Jazz and the Civil Rights Movement

It would be hard to overestimate the role of music in the civil rights movement. The vernacular forms of jazz, blues, and spirituals – along with their extensions such as Motown and soul music – all provided cultural resistance and spiritual sustenance in the 1950s and 1960s. The same year as Martin Luther King's "I Have A Dream" speech, a now familiar soundtrack featuring John Coltrane’s “Alabama" (an elegy for the four girls murdered in Birmingham), Martha and the Vandellas’ “Dancing in the Streets,” and Sam Cooke’s “A Change Is Gonna Come” all invoked a musical useable past to register a national public Black presence. That year also saw the publication of Leroi Jones’s Blues People, the first work to analyze African-American vernacular musics as art forms capable of representing Black thought and resistance in each historical stage. In his influential collection of essays published the following year, Shadow and Act (1964), Ralph Ellison testified to the cultural leadership of swing-era jazz musicians such as Count Basie, Jimmy Rushing, Lester Young, and Charlie Christian from the Harlem Renaissance and on up through the Cold War and the freedom struggle.
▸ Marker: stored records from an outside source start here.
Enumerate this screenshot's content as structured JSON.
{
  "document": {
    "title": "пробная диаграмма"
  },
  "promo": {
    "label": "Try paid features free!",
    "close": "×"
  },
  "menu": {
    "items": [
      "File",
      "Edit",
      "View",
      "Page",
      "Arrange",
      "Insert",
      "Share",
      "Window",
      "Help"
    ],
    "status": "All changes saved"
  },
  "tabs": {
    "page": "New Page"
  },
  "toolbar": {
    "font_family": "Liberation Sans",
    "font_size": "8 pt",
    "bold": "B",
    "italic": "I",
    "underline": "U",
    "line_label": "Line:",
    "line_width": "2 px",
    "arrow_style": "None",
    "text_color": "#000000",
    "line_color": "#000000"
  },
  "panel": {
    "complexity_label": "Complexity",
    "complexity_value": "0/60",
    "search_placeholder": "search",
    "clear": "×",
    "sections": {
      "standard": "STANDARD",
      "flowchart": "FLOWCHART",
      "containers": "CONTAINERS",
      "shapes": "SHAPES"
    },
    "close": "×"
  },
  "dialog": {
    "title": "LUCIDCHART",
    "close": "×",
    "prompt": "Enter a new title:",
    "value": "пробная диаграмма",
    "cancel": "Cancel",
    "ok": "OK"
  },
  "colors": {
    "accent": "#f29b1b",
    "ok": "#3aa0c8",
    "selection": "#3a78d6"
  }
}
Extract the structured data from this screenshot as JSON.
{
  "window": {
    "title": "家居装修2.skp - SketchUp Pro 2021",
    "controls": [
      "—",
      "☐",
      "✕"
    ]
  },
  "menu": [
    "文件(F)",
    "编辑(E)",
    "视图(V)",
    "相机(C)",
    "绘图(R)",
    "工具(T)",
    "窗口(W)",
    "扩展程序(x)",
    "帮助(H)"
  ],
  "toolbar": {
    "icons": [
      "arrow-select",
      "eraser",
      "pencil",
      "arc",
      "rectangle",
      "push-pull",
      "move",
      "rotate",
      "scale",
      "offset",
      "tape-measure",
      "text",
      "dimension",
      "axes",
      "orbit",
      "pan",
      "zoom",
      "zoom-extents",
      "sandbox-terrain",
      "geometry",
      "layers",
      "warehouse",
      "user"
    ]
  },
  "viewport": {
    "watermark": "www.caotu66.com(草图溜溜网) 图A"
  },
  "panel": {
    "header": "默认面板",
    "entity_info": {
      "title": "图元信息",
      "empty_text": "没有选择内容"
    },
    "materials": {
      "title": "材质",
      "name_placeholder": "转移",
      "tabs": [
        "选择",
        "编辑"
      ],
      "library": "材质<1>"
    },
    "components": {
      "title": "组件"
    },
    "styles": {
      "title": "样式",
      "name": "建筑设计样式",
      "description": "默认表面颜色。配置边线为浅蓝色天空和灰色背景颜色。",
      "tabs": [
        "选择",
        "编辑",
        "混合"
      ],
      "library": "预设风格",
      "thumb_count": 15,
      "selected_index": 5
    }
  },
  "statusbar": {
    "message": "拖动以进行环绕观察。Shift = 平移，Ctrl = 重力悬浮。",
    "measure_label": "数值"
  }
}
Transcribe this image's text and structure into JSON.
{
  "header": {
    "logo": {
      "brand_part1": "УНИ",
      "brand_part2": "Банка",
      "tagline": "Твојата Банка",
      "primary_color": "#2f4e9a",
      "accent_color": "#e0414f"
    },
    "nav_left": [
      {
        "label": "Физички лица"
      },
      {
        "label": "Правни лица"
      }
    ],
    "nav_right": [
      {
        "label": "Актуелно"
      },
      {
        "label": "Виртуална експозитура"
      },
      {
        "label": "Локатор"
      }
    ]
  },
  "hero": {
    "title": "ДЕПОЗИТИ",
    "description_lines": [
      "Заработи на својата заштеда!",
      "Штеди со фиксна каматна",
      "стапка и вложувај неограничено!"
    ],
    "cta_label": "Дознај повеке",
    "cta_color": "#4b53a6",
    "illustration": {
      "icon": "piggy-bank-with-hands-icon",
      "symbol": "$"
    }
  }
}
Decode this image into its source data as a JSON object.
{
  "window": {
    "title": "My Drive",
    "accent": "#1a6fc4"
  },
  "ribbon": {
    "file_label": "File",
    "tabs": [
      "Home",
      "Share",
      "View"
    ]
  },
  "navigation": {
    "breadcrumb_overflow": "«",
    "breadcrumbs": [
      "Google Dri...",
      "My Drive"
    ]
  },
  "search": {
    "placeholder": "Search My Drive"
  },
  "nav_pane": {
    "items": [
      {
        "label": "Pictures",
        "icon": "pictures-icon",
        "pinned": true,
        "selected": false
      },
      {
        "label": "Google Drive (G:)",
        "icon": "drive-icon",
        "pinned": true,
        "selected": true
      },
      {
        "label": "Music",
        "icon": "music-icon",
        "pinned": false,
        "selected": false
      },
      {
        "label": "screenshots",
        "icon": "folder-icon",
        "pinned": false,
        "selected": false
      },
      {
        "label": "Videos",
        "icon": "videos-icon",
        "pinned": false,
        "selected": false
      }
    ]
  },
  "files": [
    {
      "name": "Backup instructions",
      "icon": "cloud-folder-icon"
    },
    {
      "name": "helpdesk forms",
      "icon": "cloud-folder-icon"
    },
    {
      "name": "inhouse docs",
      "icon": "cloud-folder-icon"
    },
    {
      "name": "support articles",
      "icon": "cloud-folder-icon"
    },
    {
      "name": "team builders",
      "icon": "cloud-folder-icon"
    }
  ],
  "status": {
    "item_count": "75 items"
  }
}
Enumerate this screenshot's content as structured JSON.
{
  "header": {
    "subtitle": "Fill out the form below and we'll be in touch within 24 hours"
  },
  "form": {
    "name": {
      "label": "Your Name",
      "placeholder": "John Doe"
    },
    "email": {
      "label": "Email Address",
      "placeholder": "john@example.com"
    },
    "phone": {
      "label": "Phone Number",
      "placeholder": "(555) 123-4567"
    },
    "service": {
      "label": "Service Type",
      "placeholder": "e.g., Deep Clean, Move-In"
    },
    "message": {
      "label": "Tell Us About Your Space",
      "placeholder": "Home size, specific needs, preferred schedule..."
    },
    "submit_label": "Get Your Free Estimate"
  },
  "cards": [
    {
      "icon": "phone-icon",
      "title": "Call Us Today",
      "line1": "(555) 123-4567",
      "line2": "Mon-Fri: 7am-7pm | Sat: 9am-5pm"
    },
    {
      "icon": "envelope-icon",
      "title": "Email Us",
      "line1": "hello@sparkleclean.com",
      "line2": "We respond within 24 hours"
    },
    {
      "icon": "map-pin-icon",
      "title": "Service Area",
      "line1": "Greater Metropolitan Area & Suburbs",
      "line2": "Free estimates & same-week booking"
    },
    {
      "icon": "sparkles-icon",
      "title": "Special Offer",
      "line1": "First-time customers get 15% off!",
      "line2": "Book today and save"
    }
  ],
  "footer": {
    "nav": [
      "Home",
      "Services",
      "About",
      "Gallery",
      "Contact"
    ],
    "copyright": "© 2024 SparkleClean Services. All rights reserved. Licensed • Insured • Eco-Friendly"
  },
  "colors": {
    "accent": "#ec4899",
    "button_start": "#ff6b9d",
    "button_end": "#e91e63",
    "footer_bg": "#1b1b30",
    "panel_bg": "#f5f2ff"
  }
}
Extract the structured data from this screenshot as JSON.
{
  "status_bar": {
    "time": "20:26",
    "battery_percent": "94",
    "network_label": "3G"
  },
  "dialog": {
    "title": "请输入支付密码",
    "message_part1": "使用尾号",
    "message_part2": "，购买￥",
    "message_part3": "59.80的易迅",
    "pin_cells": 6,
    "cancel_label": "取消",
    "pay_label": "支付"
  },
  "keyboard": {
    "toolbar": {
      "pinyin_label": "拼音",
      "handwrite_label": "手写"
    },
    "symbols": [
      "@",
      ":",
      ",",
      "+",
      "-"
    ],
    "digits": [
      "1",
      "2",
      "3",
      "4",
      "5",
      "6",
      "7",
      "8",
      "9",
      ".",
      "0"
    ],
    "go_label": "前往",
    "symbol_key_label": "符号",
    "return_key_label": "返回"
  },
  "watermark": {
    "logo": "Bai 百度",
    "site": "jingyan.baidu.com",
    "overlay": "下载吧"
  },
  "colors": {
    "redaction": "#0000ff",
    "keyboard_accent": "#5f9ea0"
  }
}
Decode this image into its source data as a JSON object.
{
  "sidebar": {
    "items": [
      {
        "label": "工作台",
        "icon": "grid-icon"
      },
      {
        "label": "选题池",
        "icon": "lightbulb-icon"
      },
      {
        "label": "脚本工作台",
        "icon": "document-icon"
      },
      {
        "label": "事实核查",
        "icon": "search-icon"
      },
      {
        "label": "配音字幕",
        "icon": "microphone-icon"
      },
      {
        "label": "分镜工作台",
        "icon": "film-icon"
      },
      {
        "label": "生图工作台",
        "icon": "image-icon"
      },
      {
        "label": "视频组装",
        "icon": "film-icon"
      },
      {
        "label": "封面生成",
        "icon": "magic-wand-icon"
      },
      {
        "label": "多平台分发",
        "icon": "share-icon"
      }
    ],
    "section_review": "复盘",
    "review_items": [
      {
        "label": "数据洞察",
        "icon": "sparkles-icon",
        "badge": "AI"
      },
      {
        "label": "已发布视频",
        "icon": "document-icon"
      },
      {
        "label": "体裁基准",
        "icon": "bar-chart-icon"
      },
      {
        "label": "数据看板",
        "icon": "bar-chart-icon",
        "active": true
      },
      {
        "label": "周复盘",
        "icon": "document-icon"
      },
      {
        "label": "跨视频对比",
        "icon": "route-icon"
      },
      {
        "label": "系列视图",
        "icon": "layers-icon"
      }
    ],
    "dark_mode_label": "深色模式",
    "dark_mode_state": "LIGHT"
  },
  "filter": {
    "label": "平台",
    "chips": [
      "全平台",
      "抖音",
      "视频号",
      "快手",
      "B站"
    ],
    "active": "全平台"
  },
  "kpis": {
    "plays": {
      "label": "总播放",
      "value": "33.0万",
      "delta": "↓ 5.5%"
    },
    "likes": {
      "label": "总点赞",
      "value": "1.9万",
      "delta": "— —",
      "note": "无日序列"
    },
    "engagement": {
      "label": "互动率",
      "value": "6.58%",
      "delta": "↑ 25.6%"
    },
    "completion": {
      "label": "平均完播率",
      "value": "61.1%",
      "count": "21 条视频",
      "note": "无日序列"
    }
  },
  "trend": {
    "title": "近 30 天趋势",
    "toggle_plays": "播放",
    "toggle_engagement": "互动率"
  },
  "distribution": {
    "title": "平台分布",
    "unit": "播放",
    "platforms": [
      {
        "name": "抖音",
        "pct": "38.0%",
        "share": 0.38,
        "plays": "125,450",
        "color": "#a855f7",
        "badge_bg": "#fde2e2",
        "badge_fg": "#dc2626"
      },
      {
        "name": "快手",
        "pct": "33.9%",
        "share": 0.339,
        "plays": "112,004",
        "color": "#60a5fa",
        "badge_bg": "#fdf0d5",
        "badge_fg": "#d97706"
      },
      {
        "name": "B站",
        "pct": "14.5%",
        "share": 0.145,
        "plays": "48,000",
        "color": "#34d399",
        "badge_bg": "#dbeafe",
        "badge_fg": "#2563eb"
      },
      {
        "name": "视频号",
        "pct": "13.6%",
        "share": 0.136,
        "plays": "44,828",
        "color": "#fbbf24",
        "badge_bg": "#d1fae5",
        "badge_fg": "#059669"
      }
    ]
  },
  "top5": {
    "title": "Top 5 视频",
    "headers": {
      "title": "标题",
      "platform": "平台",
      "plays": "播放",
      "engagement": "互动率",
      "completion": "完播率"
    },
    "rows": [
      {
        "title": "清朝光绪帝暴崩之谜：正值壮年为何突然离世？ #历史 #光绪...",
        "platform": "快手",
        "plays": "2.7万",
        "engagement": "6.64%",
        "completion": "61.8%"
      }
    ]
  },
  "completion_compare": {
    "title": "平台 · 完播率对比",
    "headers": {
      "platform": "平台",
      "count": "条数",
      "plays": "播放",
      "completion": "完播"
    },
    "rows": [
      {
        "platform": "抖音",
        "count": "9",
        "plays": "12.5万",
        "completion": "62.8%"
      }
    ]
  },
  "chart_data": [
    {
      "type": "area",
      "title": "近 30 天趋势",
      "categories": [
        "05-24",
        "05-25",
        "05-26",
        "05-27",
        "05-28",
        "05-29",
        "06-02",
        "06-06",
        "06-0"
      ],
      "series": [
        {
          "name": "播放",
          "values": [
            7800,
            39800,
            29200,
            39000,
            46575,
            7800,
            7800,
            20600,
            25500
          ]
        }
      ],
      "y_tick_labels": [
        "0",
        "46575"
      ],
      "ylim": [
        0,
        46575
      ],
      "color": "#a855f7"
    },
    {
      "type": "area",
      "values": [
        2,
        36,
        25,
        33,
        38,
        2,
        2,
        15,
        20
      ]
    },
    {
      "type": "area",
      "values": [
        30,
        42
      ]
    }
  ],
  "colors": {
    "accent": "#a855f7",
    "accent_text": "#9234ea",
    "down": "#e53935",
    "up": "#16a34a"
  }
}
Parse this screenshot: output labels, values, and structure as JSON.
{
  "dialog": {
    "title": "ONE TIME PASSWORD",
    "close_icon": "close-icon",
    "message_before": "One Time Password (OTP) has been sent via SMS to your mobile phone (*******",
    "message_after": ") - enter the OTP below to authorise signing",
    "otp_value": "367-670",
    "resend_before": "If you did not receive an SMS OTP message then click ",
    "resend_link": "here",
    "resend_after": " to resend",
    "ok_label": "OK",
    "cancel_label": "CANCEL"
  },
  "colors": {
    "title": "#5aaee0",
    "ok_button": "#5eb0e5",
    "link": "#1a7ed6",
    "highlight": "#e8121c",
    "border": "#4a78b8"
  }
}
In the 1950s and early 1960s, the melding of the personal, political, and racial aspects of freedom were explicit in albums such as Sonny Rollins’ Freedom Suite (1958), Max Roach’s We Insist: Freedom Now Suite (1960), and Art Blakey and the Jazz Messengers’ The Freedom Rider (1961), as well as in Charles Mingus' thematic compositions such as “Fables for Faubus” and “Freedom.” In addition, many jazz musicians – especially drummers such as Art Blake and Max Roach — traveled to Africa to bring jazz back to its ancestral roots.